If you are in the indie world, you have no doubt seen the drama in previous months surrounding #CockyGate, #GetLoud, #BookStuffers, and all the other drama. It basically all boils down to far too many “authors” using the KDP platform to game the system, screw Amazon and readers out of money for shitty product, and push legitimate, quality authors and their books right off the charts. The amount of money and manpower it would take for Amazon to put real people in charge of quality control over this platform far outweighs the amount of revenue it is generating.
Amazon doesn’t have to worry about any of this with trad publishers (well, they mostly don’t have to worry about sub-par books. We’ve all seen the questionable content some of these publishers have produced). They know they are going to get properly formatted books that have at least seen a cursory glance by an editor, something you are less-often to come across from a self-published book. So from a business standpoint, it makes much more sense for them to close down the KDP platform for good than to attempt to overhaul it and bring it up to the same level of quality throughout the platform as you are currently going to get from a trad published book.

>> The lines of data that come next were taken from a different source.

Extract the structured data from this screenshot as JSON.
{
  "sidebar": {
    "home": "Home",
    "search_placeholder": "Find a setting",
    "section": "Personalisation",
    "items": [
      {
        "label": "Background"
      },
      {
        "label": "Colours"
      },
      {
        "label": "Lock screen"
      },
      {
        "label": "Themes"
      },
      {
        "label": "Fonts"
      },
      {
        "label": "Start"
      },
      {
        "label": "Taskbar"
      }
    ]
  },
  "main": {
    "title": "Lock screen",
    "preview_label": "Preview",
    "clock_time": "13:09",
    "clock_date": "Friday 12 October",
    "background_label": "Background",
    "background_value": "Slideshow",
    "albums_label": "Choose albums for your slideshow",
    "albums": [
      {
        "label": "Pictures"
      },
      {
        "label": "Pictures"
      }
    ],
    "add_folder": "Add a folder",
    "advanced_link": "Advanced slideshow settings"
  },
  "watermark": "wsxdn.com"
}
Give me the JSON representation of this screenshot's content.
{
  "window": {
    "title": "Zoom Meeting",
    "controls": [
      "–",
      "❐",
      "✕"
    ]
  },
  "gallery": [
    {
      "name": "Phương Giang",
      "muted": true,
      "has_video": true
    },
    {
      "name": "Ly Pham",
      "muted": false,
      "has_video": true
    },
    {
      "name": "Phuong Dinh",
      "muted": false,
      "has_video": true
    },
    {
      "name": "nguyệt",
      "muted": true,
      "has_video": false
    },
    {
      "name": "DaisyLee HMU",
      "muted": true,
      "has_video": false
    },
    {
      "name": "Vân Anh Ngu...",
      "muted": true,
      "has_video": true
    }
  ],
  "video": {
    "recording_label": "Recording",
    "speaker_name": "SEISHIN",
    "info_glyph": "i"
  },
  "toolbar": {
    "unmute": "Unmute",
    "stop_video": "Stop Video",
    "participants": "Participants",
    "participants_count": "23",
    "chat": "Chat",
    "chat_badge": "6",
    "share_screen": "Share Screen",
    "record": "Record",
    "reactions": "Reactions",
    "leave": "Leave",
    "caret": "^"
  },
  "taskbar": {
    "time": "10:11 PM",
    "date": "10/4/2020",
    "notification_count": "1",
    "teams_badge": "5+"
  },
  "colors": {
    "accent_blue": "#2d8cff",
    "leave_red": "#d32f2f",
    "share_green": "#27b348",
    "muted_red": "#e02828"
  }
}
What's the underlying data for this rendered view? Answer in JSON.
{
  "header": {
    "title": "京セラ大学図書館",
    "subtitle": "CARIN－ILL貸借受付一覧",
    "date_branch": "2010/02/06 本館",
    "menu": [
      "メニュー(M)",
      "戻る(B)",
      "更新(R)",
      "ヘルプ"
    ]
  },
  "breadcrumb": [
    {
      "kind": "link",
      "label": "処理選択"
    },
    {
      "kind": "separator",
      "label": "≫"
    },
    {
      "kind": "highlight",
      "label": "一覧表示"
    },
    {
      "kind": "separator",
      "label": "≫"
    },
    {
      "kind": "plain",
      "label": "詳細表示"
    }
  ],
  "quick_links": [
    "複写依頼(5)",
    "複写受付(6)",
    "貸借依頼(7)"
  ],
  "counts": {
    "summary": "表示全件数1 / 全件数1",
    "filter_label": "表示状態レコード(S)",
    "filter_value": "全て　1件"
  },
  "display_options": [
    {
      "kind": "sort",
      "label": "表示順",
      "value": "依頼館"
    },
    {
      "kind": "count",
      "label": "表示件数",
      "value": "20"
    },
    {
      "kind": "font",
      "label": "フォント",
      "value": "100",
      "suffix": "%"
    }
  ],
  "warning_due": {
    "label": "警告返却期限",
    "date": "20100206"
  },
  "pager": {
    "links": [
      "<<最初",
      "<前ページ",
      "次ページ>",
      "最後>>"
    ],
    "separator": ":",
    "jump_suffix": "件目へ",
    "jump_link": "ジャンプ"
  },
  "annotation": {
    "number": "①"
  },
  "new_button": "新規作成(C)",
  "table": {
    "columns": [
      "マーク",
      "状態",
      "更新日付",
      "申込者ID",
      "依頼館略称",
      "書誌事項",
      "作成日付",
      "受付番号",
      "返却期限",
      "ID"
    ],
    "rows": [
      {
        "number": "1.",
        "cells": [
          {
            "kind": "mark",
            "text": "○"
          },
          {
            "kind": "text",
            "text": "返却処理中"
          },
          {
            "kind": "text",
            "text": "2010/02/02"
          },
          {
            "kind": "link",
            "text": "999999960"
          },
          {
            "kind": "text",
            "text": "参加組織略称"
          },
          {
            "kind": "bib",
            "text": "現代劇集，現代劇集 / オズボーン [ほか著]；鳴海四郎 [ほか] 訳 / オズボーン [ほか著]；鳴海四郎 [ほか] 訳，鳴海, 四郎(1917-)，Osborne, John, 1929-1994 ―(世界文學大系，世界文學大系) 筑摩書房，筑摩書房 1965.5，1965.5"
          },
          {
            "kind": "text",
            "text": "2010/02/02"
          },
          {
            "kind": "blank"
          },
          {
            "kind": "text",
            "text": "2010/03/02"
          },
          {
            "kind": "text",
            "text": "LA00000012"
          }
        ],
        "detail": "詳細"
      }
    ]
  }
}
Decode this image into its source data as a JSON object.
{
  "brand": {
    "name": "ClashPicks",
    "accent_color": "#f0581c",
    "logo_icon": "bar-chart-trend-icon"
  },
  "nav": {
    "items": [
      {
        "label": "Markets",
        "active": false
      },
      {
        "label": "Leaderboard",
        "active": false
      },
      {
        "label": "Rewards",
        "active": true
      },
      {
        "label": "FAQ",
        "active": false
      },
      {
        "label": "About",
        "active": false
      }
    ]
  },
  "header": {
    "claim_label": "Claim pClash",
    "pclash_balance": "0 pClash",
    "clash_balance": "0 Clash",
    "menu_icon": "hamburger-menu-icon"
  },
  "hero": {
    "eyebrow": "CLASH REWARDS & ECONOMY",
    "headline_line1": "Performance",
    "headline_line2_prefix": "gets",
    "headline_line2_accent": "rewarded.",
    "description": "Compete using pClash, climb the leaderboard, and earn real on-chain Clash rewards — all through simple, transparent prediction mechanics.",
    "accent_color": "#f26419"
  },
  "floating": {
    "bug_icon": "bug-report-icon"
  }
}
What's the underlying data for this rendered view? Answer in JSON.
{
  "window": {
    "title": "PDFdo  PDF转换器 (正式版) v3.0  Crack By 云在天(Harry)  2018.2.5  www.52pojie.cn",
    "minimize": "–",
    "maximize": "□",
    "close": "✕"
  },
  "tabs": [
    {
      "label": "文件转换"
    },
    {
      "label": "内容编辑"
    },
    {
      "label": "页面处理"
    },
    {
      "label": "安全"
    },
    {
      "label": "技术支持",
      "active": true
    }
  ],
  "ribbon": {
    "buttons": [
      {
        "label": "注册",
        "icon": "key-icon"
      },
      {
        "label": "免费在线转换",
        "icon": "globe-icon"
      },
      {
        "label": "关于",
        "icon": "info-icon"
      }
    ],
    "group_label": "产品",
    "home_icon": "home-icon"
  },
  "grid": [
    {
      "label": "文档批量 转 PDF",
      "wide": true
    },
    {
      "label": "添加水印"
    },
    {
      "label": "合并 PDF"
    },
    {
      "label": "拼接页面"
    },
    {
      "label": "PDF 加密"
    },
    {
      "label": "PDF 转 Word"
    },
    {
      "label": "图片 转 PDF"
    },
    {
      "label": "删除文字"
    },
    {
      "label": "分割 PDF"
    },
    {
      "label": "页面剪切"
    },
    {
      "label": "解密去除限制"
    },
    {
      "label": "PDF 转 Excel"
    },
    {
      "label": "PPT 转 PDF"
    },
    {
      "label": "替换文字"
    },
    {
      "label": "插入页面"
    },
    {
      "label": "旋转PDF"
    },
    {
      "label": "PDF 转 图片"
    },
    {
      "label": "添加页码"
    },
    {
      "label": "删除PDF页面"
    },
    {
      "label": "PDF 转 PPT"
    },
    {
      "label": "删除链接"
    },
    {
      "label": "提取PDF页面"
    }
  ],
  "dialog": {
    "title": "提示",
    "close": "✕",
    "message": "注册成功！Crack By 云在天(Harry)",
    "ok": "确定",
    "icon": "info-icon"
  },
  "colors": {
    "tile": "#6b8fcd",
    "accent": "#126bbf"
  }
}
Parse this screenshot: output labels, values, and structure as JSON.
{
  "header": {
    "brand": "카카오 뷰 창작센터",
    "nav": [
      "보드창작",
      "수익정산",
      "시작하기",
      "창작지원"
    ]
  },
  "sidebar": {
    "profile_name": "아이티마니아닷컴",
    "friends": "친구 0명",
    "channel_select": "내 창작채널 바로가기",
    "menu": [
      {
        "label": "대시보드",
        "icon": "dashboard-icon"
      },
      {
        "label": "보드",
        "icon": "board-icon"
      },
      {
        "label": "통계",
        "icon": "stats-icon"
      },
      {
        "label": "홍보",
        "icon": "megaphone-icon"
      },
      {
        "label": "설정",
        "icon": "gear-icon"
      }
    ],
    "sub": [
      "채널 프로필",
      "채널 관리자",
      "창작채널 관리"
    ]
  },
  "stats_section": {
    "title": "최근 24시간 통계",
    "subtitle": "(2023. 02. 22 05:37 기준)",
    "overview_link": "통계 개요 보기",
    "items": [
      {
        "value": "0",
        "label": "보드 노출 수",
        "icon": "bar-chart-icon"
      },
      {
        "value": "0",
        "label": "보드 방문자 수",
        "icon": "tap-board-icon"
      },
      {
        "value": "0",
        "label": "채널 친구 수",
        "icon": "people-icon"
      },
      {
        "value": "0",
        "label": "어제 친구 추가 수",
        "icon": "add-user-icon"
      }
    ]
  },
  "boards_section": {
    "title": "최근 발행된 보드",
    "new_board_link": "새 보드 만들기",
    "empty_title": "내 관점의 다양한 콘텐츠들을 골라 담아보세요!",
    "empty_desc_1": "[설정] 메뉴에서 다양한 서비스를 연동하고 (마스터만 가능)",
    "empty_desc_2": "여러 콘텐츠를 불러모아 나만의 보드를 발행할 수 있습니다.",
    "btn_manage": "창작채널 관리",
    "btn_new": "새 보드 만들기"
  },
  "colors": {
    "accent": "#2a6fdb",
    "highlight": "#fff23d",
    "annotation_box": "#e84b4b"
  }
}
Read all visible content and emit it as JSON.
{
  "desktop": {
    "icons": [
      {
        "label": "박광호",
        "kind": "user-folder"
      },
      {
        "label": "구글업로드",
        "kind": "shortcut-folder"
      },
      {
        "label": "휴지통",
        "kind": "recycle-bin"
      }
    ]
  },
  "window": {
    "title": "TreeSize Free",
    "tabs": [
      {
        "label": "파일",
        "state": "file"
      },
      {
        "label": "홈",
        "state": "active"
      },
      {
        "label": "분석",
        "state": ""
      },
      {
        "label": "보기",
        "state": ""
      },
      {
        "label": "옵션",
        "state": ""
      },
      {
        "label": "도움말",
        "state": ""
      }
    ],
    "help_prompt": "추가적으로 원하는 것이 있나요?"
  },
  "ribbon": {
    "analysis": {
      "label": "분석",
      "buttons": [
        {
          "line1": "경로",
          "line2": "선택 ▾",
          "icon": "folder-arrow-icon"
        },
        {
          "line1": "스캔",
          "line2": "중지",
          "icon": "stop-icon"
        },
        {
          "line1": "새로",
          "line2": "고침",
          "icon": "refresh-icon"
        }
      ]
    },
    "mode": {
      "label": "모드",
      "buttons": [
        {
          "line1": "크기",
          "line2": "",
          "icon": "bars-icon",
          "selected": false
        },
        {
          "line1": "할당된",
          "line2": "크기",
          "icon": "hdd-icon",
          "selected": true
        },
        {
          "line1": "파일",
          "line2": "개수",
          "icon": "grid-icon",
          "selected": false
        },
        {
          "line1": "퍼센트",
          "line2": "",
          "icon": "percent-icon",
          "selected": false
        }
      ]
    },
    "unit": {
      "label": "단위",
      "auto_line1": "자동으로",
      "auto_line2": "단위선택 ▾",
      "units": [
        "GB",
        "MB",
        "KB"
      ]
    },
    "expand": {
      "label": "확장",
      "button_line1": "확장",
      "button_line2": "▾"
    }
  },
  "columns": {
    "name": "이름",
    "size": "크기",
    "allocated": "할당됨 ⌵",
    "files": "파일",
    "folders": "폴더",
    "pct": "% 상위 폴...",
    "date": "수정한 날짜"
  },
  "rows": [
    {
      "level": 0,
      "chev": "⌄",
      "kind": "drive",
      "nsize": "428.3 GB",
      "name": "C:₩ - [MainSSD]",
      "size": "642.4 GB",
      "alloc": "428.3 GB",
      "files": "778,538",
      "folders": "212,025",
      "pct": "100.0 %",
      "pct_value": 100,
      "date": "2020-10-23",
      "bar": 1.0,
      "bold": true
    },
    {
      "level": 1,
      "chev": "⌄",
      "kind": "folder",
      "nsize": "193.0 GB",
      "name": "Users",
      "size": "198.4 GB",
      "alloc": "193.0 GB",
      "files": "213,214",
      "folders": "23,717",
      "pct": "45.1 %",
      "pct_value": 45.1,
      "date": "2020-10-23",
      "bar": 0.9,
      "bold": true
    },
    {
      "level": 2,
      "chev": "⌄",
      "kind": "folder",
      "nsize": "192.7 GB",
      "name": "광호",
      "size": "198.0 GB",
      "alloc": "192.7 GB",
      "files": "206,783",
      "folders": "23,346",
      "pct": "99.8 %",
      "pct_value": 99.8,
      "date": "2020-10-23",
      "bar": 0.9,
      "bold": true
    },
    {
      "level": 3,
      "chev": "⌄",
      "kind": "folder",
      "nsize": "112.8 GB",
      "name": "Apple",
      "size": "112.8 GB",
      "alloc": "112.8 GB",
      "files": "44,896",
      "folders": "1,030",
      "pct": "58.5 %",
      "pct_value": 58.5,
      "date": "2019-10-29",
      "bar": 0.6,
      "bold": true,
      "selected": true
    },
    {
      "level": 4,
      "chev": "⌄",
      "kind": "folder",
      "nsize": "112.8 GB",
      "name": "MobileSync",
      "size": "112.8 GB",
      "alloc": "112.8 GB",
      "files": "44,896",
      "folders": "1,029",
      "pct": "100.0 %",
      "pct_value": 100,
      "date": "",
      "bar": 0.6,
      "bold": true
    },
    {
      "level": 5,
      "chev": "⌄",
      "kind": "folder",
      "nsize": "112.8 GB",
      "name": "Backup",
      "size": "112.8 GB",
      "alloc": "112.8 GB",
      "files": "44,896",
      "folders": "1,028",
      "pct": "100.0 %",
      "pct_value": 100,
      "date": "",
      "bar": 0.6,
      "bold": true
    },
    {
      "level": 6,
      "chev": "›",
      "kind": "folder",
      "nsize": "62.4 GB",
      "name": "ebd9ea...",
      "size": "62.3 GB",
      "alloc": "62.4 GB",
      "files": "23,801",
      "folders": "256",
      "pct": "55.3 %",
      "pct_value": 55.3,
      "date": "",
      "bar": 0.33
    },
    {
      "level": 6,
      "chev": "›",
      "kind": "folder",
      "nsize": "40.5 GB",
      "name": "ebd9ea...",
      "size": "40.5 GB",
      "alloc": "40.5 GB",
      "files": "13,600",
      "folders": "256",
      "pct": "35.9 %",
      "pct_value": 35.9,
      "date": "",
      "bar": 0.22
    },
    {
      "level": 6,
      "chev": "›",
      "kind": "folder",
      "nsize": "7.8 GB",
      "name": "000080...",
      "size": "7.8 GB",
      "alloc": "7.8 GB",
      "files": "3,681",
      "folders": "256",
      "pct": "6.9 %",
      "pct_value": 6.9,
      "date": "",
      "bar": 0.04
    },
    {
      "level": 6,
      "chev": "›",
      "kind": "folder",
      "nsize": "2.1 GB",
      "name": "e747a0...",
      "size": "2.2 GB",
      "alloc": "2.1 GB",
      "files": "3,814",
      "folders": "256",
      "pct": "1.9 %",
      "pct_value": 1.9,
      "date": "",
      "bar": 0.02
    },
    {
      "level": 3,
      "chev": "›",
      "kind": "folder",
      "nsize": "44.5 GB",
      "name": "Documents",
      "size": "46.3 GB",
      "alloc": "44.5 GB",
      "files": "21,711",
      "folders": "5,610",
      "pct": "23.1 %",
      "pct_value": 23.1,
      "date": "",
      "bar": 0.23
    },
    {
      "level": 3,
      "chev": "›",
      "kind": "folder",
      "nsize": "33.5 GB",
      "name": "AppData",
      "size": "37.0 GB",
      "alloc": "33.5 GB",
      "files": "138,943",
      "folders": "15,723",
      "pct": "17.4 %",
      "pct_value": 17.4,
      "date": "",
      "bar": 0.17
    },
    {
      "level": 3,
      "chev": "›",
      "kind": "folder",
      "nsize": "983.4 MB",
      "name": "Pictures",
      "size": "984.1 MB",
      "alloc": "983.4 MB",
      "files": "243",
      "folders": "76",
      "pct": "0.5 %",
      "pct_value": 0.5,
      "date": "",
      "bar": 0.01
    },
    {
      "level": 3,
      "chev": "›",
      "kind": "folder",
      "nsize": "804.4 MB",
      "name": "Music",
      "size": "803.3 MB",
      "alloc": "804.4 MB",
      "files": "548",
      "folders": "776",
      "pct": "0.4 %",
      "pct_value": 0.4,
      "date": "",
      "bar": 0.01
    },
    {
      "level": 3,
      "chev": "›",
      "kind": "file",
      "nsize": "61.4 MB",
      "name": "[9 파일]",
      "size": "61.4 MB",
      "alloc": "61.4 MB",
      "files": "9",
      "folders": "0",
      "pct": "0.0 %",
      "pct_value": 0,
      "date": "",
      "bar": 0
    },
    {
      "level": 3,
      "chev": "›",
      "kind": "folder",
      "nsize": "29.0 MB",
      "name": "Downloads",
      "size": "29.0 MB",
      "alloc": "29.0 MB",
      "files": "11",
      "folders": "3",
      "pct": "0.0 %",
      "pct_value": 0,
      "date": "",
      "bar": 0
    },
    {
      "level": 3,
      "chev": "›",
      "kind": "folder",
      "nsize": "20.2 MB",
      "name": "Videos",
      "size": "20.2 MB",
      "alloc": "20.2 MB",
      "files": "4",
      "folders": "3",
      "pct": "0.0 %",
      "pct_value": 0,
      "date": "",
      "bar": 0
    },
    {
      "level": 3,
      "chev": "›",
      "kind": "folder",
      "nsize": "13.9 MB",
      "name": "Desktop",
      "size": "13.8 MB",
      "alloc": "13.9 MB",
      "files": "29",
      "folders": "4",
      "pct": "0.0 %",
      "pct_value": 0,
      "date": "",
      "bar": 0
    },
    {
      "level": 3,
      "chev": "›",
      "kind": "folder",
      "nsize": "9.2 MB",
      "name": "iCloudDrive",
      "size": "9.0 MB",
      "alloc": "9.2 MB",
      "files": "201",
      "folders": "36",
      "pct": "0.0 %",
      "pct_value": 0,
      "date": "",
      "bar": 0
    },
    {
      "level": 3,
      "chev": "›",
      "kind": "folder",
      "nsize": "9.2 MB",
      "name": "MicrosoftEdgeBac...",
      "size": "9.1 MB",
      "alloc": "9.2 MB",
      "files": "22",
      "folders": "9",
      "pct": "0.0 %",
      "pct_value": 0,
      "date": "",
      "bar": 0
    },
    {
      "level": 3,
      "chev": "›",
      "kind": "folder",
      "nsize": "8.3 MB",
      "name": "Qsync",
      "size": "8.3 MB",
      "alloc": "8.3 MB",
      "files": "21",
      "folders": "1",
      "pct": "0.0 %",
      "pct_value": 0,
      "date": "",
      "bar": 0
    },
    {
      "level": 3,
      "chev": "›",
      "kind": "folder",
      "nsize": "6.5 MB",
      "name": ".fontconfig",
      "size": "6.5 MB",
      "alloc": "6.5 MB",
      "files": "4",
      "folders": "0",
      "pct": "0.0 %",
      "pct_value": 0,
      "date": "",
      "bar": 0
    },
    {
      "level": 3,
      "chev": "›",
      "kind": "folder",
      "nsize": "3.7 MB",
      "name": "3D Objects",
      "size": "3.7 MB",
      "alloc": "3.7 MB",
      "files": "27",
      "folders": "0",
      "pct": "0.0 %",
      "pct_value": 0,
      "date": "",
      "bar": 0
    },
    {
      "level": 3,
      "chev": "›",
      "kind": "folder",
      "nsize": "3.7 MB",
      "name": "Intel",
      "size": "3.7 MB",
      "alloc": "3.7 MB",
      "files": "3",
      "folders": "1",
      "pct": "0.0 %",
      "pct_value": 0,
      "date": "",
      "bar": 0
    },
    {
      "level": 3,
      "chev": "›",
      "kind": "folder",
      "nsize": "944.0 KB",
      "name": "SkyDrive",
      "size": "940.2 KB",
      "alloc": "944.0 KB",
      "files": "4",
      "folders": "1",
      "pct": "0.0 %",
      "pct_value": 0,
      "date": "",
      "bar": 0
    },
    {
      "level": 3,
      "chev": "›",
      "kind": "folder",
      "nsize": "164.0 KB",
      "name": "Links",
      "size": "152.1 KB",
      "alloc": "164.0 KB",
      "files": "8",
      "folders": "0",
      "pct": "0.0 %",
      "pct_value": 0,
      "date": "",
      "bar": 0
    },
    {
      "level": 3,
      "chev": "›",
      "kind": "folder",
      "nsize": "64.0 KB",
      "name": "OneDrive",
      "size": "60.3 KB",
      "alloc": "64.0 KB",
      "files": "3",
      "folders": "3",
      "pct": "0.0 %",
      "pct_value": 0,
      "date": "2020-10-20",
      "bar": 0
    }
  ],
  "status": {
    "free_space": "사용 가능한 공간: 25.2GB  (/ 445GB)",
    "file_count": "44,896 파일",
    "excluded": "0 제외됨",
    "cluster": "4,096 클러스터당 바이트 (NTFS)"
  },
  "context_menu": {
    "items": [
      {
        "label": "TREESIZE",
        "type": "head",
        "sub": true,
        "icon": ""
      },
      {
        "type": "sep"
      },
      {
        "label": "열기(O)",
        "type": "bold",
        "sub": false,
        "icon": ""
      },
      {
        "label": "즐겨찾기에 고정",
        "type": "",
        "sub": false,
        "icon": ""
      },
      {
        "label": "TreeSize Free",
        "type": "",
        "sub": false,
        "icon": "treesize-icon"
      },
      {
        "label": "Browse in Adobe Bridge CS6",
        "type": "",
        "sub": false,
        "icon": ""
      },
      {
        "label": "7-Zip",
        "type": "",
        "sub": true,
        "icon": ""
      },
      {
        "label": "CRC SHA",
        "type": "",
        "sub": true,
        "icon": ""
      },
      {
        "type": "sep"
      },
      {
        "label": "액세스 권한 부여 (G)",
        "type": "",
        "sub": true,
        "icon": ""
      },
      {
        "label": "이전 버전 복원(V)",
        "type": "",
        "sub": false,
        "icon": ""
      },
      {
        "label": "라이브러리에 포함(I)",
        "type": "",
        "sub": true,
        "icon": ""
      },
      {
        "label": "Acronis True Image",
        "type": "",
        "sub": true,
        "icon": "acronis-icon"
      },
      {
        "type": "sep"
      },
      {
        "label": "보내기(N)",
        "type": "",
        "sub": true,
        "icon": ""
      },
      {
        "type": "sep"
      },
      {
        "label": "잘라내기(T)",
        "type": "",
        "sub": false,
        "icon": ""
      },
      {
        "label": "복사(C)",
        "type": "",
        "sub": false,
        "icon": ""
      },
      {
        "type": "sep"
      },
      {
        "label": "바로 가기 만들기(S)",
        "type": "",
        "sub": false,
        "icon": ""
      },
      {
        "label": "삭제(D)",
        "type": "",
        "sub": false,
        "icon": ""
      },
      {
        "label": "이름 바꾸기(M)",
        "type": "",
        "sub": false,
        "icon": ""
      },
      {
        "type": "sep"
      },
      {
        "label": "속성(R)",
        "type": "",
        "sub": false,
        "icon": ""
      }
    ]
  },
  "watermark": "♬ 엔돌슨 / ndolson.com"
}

And this brings me to my last point – all the bad publicity. With all the drama that has been going on, and with so many of us indies, we have all pretty much had it up to our eyeballs with shitty books hitting the #1 spot on Amazon, we’re sick of the bookstuffing scammers screwing legitimate authors out of a huge chunk of profits, we’re sick of the Zon not treating us as equals in the publishing business, and we’re really tired of being forced to compete with shitty books. Basically, we are all shining a very bad light on how the Zon operates its indie publishing platform. And as I noted above, it would cost way too much money and manpower to get that platform under control and up to trad publishing standards than what they are willing to spend.
I always knew it would eventually get to a tipping point. For many years we were all on a see-saw, teetering back and forth, talking among ourselves. But in the past few years, authors like me who have practically been forced to give up writing because Zon won’t get their shit together have become more and more vocal about just how unsatisfied we are with them, demanding we be treated better, demanding they have better quality control, demanding they actually mind their damn platform. We’ve all felt these complaints had fallen on deaf ears. But I don’t believe they have.
Taking a look at the signs from the past few years, I’d be willing to wager the Zon will eventually get tired of all the bad press we keep giving them and shut out indie publishers for good. They’ve already proven they do not care enough about us to offer up any type of real change. And the changes they have implemented, like closing down KW and CS, and making the KU platform so easily manipulated while making it nearly impossible for the little author to make any money, have not exactly been in indie authors’ best interests. We do not help their bottom line enough to warrant spending any more money on us to create a viable platform which weeds out the scammers and the sub-par books, much less give us an equal footing in the publishing world. We are a thorn in their side, the squeaky wheel which keeps getting louder as more and more of us hit the platform and voice our displeasure at their treatment of us.
So, all you conspiracy theorists out there. When KDP finally does go the way of the dinosaur, just remember you heard it from me first. I’ve already made several predictions which have come to pass, and I figure this one is coming. It’s just a matter of time.